God’s forgiveness was costly. In order for him to forgive us, he had to send his Son as the sinbearer. The cost to God was great. .
God’s forgiveness is comprehensive. There are some sins that are more heinous in God’s sight than other sins. Yet he does not only forgive the lesser sins, he forgives them all.
God’s forgiveness is continual. Once he has forgiven a sin, he does not mention it again. They are cast behind his back. He does not make them barriers to future blessing or reasons for preventing a relationship with him. These aspects show us the greatness of God’s grace.
God’s forgiveness is conditional. Before we can receive God’s forgiveness, we have to confess our sins. Until we do so, we will not be forgiven. This is a reminder of the necessity of repentance, which is the twin of faith in Christ.
God’s forgiveness is complete. When a person trusts in Jesus, all his sins, past, present and future are forgiven as far as God’s justice is concerned. It is true that failure to confess sin affects the Christian’s enjoyment of God’s blessings, but even such a sad attitude does not negate God’s complete forgiveness as judge. As his children, we lose much when we are disobedient, but we never lose the declaration of pardon. This is connected to our justification. Remember the Shorter Catechism definition of justification: ‘Justification is an act of God’s free grace, wherein he pardoneth all our sins, and accepteth us as righteous in his sight, only for the righteousness of Christ, imputed to us, and received by faith alone.’

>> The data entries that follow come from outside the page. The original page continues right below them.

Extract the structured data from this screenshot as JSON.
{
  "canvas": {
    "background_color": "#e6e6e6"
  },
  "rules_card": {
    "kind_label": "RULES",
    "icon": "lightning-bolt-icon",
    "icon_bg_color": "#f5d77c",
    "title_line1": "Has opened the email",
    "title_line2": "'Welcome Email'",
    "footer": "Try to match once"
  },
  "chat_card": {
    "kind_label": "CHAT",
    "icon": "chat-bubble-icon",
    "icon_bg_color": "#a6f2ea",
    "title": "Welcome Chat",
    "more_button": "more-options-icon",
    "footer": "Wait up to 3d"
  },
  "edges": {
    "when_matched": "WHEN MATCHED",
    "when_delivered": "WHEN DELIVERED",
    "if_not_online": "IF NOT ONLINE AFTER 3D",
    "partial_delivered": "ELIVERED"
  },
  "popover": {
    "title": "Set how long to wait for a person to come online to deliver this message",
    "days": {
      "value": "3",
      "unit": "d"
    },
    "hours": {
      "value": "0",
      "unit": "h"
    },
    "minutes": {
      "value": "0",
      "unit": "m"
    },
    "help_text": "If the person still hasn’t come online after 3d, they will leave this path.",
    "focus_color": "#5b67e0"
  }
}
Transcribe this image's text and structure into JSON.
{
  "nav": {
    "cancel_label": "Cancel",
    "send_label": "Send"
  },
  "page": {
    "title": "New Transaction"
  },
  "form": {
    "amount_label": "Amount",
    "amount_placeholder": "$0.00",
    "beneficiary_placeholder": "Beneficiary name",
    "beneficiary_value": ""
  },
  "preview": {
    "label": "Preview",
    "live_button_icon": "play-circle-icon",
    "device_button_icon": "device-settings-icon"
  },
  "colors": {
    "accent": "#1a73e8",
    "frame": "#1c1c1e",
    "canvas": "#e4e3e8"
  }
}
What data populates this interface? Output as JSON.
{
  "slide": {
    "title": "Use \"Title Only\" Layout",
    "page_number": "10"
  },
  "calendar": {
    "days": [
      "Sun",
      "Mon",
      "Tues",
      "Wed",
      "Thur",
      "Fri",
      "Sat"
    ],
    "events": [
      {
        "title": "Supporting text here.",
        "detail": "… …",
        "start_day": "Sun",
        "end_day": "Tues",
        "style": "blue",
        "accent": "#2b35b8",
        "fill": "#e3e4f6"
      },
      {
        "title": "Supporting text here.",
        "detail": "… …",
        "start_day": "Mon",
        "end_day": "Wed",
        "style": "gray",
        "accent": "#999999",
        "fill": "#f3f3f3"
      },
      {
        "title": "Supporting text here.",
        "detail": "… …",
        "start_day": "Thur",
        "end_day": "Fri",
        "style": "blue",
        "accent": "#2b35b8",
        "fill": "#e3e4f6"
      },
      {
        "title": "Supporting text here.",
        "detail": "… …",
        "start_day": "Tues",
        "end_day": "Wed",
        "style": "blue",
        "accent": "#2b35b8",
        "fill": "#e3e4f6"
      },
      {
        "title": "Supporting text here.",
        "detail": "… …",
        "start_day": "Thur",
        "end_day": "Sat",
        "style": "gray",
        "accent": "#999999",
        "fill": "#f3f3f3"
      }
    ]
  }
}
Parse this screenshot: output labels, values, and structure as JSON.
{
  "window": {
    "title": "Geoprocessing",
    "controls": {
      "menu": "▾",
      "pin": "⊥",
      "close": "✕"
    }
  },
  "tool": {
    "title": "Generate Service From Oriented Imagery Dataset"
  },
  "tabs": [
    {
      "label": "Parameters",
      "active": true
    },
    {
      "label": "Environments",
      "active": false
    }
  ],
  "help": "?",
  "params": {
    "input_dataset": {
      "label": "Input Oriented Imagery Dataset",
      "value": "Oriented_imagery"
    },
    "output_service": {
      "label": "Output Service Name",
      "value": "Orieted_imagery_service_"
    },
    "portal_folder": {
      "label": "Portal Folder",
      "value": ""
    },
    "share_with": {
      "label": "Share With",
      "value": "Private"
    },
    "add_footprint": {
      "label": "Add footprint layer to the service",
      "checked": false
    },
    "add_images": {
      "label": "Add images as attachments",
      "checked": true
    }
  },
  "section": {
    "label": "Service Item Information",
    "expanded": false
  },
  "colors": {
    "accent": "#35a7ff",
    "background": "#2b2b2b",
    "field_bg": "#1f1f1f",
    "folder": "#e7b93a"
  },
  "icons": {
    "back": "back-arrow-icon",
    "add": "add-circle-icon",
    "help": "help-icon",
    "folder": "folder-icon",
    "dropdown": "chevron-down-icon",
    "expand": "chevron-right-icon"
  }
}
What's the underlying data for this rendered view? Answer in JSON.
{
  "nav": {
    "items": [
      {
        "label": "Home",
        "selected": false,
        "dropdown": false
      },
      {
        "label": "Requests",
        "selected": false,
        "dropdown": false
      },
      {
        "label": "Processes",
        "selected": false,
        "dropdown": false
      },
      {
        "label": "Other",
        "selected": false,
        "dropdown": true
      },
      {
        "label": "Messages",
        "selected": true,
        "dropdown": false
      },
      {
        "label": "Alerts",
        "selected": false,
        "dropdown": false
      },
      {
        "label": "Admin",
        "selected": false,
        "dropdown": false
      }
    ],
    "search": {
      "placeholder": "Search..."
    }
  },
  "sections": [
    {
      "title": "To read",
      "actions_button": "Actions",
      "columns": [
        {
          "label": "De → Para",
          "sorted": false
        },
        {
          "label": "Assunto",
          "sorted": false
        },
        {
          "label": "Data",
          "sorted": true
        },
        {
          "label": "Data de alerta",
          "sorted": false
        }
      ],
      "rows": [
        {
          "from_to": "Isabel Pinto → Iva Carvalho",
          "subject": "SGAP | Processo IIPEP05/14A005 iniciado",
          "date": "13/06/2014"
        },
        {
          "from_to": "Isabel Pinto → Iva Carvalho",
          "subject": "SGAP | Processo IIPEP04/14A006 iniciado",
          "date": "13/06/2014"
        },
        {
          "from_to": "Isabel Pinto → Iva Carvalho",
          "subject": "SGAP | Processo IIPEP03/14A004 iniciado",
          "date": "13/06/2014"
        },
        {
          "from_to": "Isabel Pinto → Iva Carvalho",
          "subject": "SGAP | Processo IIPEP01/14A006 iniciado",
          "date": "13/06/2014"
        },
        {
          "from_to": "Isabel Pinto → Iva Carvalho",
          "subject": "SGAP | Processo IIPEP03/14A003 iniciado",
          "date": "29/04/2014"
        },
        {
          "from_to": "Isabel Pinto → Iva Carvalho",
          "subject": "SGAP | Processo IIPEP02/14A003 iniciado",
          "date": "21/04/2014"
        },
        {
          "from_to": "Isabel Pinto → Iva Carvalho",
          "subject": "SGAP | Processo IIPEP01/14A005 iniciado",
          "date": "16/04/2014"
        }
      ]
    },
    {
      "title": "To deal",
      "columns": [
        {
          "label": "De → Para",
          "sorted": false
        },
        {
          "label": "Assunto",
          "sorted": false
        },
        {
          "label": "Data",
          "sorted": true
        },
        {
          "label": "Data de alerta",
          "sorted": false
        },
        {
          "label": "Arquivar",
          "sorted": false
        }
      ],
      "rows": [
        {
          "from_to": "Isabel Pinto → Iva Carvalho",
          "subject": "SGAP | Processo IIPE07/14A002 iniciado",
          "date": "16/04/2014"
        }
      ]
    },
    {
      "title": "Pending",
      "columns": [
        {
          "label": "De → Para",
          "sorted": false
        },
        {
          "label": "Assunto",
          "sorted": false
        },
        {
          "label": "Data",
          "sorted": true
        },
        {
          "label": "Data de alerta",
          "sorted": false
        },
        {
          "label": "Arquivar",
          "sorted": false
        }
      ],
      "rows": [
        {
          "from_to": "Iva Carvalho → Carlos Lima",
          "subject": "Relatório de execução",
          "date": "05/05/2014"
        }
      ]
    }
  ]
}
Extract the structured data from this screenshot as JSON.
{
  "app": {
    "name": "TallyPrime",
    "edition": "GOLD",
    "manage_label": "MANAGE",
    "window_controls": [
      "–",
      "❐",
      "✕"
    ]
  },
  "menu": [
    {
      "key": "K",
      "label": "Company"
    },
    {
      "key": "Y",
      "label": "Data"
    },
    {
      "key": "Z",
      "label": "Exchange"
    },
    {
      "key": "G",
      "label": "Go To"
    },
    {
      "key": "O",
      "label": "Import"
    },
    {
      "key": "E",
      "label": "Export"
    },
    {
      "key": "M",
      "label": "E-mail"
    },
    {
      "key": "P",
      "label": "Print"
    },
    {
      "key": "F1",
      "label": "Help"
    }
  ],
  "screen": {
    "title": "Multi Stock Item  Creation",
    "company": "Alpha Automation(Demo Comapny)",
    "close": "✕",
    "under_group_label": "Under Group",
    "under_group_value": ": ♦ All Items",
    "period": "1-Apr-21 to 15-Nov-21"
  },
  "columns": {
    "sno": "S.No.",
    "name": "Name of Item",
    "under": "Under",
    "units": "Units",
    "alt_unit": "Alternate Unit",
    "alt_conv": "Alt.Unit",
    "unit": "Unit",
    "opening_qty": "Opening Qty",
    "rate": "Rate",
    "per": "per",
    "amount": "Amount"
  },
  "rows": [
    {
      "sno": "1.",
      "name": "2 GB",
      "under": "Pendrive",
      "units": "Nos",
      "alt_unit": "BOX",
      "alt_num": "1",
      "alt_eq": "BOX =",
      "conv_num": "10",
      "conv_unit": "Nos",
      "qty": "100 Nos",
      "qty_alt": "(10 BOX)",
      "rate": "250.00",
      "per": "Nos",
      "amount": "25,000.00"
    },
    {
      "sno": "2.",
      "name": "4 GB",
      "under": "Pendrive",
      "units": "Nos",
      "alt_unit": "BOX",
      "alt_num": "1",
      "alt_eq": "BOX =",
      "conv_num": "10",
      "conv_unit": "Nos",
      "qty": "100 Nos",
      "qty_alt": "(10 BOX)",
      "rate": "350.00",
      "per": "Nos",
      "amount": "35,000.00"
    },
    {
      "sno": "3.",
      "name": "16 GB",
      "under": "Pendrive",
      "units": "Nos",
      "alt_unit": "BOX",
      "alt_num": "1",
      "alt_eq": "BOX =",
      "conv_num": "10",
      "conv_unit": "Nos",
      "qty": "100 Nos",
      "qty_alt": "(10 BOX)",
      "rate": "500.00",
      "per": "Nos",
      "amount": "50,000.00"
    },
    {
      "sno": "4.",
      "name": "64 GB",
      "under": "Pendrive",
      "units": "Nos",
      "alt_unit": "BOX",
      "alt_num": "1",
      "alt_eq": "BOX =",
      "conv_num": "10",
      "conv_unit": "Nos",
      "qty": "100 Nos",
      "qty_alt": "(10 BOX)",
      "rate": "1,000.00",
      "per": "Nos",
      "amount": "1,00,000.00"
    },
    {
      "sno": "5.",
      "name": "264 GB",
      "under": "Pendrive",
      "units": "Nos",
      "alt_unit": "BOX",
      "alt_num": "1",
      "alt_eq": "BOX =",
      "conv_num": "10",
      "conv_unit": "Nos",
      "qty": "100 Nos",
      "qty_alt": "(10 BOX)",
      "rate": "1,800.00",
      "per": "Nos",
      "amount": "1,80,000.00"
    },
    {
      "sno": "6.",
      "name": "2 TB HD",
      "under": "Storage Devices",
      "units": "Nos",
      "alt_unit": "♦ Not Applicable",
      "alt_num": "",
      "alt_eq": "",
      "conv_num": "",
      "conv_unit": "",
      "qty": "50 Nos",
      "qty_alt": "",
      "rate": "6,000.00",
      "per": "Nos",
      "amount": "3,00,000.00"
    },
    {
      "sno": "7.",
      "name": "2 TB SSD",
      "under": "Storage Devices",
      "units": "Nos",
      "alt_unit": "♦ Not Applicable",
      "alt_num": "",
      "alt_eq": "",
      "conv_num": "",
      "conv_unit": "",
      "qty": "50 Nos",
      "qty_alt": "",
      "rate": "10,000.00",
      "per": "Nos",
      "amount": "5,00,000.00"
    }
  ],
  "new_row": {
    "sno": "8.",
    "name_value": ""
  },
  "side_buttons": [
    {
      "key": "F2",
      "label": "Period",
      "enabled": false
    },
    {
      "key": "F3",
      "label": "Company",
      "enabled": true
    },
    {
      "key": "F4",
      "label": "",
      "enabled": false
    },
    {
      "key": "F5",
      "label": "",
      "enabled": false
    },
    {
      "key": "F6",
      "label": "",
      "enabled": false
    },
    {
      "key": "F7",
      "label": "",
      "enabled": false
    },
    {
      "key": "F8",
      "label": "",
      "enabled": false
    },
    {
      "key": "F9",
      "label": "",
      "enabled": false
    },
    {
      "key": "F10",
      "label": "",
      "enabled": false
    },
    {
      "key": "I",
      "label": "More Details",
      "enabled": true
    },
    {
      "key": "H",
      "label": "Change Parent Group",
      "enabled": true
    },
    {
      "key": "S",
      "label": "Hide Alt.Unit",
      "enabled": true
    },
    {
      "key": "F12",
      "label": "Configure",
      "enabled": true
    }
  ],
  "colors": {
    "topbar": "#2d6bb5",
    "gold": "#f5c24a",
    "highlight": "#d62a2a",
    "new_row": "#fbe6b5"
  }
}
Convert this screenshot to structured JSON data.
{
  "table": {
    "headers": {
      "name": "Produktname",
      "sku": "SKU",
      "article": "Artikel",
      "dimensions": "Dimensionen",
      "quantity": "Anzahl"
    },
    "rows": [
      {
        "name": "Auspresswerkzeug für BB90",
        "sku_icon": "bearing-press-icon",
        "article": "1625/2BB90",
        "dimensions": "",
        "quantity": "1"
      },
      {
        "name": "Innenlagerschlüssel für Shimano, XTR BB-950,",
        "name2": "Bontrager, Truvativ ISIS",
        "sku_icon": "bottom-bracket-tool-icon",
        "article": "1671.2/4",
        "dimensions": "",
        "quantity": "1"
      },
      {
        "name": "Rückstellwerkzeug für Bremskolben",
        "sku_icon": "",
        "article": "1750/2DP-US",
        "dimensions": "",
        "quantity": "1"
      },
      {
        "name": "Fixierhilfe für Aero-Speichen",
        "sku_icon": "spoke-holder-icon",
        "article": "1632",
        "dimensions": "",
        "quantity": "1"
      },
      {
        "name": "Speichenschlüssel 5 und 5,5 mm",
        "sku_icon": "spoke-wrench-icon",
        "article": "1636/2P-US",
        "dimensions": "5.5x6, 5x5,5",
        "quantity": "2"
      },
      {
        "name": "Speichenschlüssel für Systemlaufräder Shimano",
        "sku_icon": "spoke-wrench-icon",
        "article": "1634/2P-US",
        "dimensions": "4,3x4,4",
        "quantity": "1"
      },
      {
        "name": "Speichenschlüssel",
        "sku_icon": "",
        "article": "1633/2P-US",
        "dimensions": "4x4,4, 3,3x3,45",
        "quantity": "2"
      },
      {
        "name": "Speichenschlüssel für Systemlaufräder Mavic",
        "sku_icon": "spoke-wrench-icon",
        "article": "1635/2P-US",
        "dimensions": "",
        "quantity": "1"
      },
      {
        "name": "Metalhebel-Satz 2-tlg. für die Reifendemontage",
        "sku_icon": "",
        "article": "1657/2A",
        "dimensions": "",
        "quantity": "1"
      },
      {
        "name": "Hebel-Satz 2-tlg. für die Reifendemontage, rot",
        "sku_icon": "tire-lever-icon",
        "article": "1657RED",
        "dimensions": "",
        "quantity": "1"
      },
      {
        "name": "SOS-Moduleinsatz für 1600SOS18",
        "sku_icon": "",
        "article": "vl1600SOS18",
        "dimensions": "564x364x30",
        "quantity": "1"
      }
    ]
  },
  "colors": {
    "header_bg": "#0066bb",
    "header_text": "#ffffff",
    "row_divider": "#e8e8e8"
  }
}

When we see the greatness of God’s forgiveness, we should have certain responses. First, we should rejoice. Our sins were the greatest barrier to our entrance into heaven. We could not remove them. But God has done so. We are pardoned. Second, we should respect such a great God. One way in which we do so is by refusing to take part in sin. Forgiveness obligates us to fight with sin. Third, we should retell to others the story of God’s great forgiving mercy.